### DIRECTIONS FOR THIS TASK
The lines you need are those holding the word "Распределение"; pull them from the material.
>>>>
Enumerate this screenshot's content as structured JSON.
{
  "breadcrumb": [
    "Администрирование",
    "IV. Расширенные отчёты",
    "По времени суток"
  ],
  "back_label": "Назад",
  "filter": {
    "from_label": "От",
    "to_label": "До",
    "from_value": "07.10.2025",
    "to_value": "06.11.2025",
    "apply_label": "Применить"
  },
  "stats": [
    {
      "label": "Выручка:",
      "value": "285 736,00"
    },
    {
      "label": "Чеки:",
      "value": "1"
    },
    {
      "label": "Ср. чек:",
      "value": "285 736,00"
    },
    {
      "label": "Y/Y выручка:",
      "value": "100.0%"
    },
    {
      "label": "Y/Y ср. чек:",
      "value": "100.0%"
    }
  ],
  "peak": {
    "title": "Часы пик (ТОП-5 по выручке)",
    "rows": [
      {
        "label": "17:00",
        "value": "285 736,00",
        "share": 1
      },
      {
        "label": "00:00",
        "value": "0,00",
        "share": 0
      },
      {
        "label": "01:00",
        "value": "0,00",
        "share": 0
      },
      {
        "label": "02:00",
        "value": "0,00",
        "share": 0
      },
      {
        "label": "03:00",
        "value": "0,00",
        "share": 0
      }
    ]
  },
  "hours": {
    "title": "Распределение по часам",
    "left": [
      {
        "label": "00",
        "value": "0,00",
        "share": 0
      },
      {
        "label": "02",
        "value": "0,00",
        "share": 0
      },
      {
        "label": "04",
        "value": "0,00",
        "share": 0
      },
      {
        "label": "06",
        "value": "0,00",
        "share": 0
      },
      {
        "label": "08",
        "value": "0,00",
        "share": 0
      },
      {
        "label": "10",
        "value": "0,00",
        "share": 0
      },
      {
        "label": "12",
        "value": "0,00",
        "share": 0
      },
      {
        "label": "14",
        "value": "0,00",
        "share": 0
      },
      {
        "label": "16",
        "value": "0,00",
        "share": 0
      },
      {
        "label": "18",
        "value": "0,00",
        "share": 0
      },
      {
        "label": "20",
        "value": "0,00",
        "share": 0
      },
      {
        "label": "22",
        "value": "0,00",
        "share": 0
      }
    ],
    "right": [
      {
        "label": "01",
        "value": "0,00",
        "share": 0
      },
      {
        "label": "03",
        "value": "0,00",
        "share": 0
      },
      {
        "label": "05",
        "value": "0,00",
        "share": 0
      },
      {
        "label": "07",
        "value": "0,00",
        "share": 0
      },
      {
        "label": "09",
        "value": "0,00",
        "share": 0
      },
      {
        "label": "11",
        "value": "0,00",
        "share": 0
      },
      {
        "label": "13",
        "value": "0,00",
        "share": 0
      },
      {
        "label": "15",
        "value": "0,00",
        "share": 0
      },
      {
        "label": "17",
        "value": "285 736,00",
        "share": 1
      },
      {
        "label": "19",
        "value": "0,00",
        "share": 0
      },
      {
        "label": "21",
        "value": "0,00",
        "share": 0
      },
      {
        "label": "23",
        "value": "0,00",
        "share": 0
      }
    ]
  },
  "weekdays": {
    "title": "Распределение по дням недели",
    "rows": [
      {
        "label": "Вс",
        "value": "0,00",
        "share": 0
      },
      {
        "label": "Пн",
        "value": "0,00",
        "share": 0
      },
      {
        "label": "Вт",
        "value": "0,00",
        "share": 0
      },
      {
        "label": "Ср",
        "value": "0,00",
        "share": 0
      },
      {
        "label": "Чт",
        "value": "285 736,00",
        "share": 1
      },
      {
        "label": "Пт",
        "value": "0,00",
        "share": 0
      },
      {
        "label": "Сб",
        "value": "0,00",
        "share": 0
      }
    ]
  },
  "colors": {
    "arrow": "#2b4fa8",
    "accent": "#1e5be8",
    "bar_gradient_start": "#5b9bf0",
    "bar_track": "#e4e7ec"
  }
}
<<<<
### RESULT OF THIS TASK
    "title": "Распределение по часам",
    "title": "Распределение по дням недели",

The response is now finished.